These are all self-soothing behaviors that they control. Each child will develop their own way of self-soothing if given the chance!

If your little one is under 12 months, the AAP for Safe Sleep says they shouldn’t have a lovie or a blanket in the crib with them, but if they are over 12 months, a lovie or a blanket is something they can control in the crib and can give them comfort to soothe themselves back to sleep.

Once they learn to self-soothe without using a pacifier, they may even babble themselves back to sleep. With a little practice, they can sleep a full 11-12 hours without the pacifier.

We usually suggest parents stop using the pacifier at around 4 months.

But, if your little one is older, and you find yourself here, just take a minute and reflect on why you’re reading about this subject in the first place?

Let’s figure out what’s going on first.

Have you been noticing any issues lately? Is the constant need for a paci to fall asleep causing trouble? If so, it might be time to stop using it.

So when it's time to say bye-bye to the paci, how do you do it?

It’s pretty simple, really:  Just throw it in the trash can….

I know that sounds a little harsh, but it’s really the best way not to go back to relying on the little rubber thing for sleep anymore.

The biggest thing is that you stay committed to no more pacifiers.
If your child is young, 12 months and under, there is no reason to try and reason with them…they can’t developmentally do that yet, so your commitment and consistency to no more pacifier is key.

Now, if you’re feeling a little uneasy or unsure about throwing that thing away, we can help!  We walk parents through how to confidently handle the sleep training process when there’s no more pacifier involved.

For toddlers between 12-36 months, you can introduce a stuffed animal or a “lovey” blanket along with removing their pacifier.
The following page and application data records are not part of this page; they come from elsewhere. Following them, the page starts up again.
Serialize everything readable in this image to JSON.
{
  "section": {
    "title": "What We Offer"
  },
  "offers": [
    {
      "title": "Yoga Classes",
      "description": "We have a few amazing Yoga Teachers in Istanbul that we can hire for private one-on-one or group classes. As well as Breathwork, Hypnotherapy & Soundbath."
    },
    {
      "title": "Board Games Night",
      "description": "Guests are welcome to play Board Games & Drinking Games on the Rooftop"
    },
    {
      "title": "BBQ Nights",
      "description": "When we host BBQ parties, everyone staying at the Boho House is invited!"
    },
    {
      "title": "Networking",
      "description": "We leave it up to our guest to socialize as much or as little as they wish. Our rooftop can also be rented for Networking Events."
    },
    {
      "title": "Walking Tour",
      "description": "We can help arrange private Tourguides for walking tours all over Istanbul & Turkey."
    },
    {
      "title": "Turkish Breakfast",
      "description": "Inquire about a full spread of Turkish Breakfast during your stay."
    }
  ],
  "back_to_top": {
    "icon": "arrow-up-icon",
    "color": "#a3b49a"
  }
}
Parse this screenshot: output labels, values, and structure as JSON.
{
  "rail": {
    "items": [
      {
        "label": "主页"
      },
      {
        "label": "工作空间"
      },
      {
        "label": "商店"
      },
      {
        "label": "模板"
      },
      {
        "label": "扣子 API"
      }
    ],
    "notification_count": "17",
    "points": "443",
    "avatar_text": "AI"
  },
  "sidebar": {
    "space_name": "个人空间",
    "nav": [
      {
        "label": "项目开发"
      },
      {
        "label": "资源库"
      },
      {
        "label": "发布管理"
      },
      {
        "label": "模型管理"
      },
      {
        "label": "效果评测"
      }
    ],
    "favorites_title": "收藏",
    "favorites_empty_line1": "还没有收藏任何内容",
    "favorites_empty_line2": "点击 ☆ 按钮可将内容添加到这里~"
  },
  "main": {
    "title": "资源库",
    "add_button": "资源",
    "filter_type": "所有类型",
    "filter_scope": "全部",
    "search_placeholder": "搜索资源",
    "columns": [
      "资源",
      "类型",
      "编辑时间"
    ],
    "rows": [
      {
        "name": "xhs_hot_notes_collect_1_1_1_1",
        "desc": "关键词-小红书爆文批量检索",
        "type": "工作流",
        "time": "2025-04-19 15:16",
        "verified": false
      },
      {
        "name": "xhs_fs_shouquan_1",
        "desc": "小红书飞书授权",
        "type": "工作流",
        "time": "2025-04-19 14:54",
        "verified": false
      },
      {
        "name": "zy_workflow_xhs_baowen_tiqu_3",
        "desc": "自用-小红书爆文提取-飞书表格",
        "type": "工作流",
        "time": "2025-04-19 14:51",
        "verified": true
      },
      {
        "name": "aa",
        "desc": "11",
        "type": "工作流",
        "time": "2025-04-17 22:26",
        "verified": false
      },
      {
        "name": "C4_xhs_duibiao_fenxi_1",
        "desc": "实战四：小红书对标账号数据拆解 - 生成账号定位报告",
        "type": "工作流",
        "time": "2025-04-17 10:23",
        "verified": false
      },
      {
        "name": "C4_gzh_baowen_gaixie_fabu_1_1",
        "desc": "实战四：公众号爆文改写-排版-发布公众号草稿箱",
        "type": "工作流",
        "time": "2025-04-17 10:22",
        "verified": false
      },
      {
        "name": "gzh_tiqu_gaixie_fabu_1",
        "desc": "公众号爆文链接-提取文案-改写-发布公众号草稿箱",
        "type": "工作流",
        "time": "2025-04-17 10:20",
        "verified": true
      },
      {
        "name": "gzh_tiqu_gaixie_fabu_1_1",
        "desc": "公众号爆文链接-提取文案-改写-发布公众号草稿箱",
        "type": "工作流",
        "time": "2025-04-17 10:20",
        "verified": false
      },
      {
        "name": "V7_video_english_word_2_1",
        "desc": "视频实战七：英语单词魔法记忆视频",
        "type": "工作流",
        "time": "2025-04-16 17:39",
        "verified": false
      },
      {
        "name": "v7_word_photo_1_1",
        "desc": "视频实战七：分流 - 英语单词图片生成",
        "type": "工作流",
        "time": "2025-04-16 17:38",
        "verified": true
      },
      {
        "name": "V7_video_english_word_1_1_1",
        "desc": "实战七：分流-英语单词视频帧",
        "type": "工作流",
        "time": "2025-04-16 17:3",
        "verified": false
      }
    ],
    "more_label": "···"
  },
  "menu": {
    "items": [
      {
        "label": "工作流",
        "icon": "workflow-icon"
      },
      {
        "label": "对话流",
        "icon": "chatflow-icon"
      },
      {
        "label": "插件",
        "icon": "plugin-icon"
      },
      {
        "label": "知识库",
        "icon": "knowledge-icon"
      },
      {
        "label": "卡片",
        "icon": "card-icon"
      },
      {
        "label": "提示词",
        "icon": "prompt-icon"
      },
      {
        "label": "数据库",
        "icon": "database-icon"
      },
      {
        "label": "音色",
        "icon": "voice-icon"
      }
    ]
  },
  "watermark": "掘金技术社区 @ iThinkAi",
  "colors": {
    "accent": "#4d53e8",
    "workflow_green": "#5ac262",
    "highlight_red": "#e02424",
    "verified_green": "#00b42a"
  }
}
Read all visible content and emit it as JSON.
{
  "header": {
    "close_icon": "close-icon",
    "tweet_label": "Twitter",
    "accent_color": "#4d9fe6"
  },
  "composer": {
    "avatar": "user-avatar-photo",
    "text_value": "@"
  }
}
Let your child latch onto the stuffed animal and after a few nights, remove the pacifier altogether. If you need more help for your toddler (17 months-2.5) we can walk you through everything! You can book a “Get Some Answers call” HERE or if your issues with your toddler’s sleep go beyond just the pacifier, schedule a “Get Sleep Now call” with us to see if working one one-on-one with one of us would be a good fit for you.

But what about older children, like 3-5-year-olds who still have an attachment to the pacifier?
It’s important to have a clear conversation with them about how they’re such a big kid now and they don’t need a pacifier anymore.
We even work with preschool-aged kids!  If you’re trying to drop your 3-5-year-olds pacifier and help them to sleep all night in their own big kid bed, it’s a good idea to wean them off or throw it away now. 

A Lot of children have a Wubbanub that they love. If your child has a Wubbanub, simply cut the pacifier off of it.

If throwing it away seems too harsh for you and you want to try a pacifier-weaning system, go for it!

Say goodbye to the pacifier

Make a plan and stick to it!

Whatever approach you choose, make a plan that works for you and your family.
Maybe you decide that over one week, you’re going to work towards no more pacifiers.

That’s great!

Just remember that whatever method you choose, you stay consistent with it.

Consistency is key, even when it gets tough.

I’d suggest sharing your plan with someone close to you, like a friend or family member, to help you stay on track.

So say goodbye to the pacifier and hello to a better night’s rest for you and your little one.
Your child will benefit from your commitment to making this change.

Grab our FREE “Sleep Needs by Age” cheat sheet so you can stay on top of your child’s sleep needs. 

Print out a copy and post to your child’s bedroom wall.

Reach out to us if you need support.  You’re not alone.

Hugs,

Naomi